While playing bridge when, it is assumed that my partner is already thinking plenty, I like to do what I can to guide him to the right decision. Similar to the other examples, he still has to think and process the information and form his own conclusion. I often times hear other people say “well, I told you to lead hearts when I discarded a high heart.” I think that is fundamentally a bad way to look at signaling. Giving an encouraging heart signal more appropriately is saying, “I have a preference for hearts (possibly because I have good hearts, because I want to trump hearts, or because I have nothing useful anywhere but this looks lease detrimental)”. Regardless, partner has the right and obligation to think and decide for himself, based on his hand and other clues, whether to agree to your suggestion or take an alternate defense. I would rather partner take time, think, and come up with some reason for his play, whether right or wrong, than to play quickly not considering the options. Anyone who plays bridge with me can tell you that the errors that bother me way more than the other are ones that come as a result of not taking time to think about a play that would be clear if you took a few seconds to analyze the situation. If you think, then you must have some rationale and if you have rationale, all is good. The logic used to get there may be flawed but it's a heck of a lot better than having no logic.

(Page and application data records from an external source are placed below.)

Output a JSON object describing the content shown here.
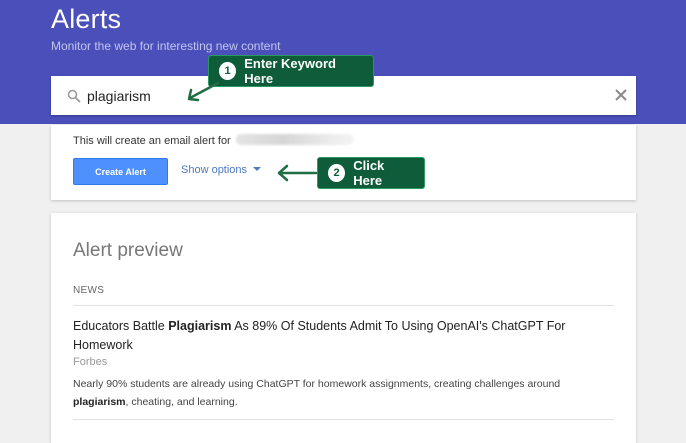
{
  "header": {
    "title": "Alerts",
    "subtitle": "Monitor the web for interesting new content",
    "background": "#4a4fb9"
  },
  "search": {
    "value": "plagiarism",
    "icon": "search-icon",
    "clear_icon": "close-icon"
  },
  "options_card": {
    "email_note": "This will create an email alert for",
    "create_button": "Create Alert",
    "show_options": "Show options",
    "button_color": "#4d90fe",
    "link_color": "#4d78c4"
  },
  "preview": {
    "title": "Alert preview",
    "section_label": "NEWS",
    "article": {
      "title_before": "Educators Battle ",
      "title_bold": "Plagiarism",
      "title_after": " As 89% Of Students Admit To Using OpenAI's ChatGPT For Homework",
      "source": "Forbes",
      "snippet_before": "Nearly 90% students are already using ChatGPT for homework assignments, creating challenges around ",
      "snippet_bold": "plagiarism",
      "snippet_after": ", cheating, and learning."
    }
  },
  "annotations": {
    "callout1": {
      "step": "1",
      "text": "Enter Keyword Here"
    },
    "callout2": {
      "step": "2",
      "text": "Click Here"
    },
    "color": "#0e5c3a"
  }
}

Thursday, September 4, 2014

Memorable Atlanta regional

The Atlanta regional last week was one of the most memorable tournaments. Emory was inducted to the Georgia Bridge Hall of Fame, and Bryan and I teamed with Emory and Olin for a respectable showing - 2nd in a KO, 3rd in Sunday Swiss, and just missed overalls in the Monday Swiss. We ended up being the only team to beat Meckwell all week (in the semis of a KO). In addition to the bridge and the ceremony, I had a ton of fun hanging out with some really awesome friends.
A critical deal in that match was when Levin and Weinstein had the uncontested auction 1C-1H; 1S-5C; P. What do you think he should have for this 5C call? Basically, is it exclusion or natural? I believe it's exclusion, that's what I thought at the table, and that's what Levin intended. I'd be interested in hearing their post mortem about this. Meanwhile a bunch of good players were pretty much split on the issue but many said they wouldn't bid it without having previously discussed it. Tim Crank had the interesting idea that it should be exclusion but for hearts instead of spades. For spades, you can splinter and then bid exclusion; there are lots of ways to bid clubs (and 5C natural here is a rather unilateral decision especially when the opponents aren't in the auction); but there's not really any way to set hearts and then exclusion for hearts with a club void. You'd have to go through 4th suit forcing and then bid hearts and a 5C bid over that would still be very nebulous.
Yesterday I finished up the September D7 News as well so like will be kind of calm for awhile for 3 weeks. After that, the fall looks busy again. I'll probably make to 8 tournaments with 4 or 5 different partners between Sept 26 and the end of the year - all just weekend trips except the Charleston regional at the end of the year.
I don't particularly like my column this time. There are a couple of other things I wanted to write about - relationships in bridge including drama with the youth programs/international teams, reasons people quit bridge, the bridge rating/mp system as compared to tennis/chess/scrabble - but couldn't organize my thoughts in a coherent manner.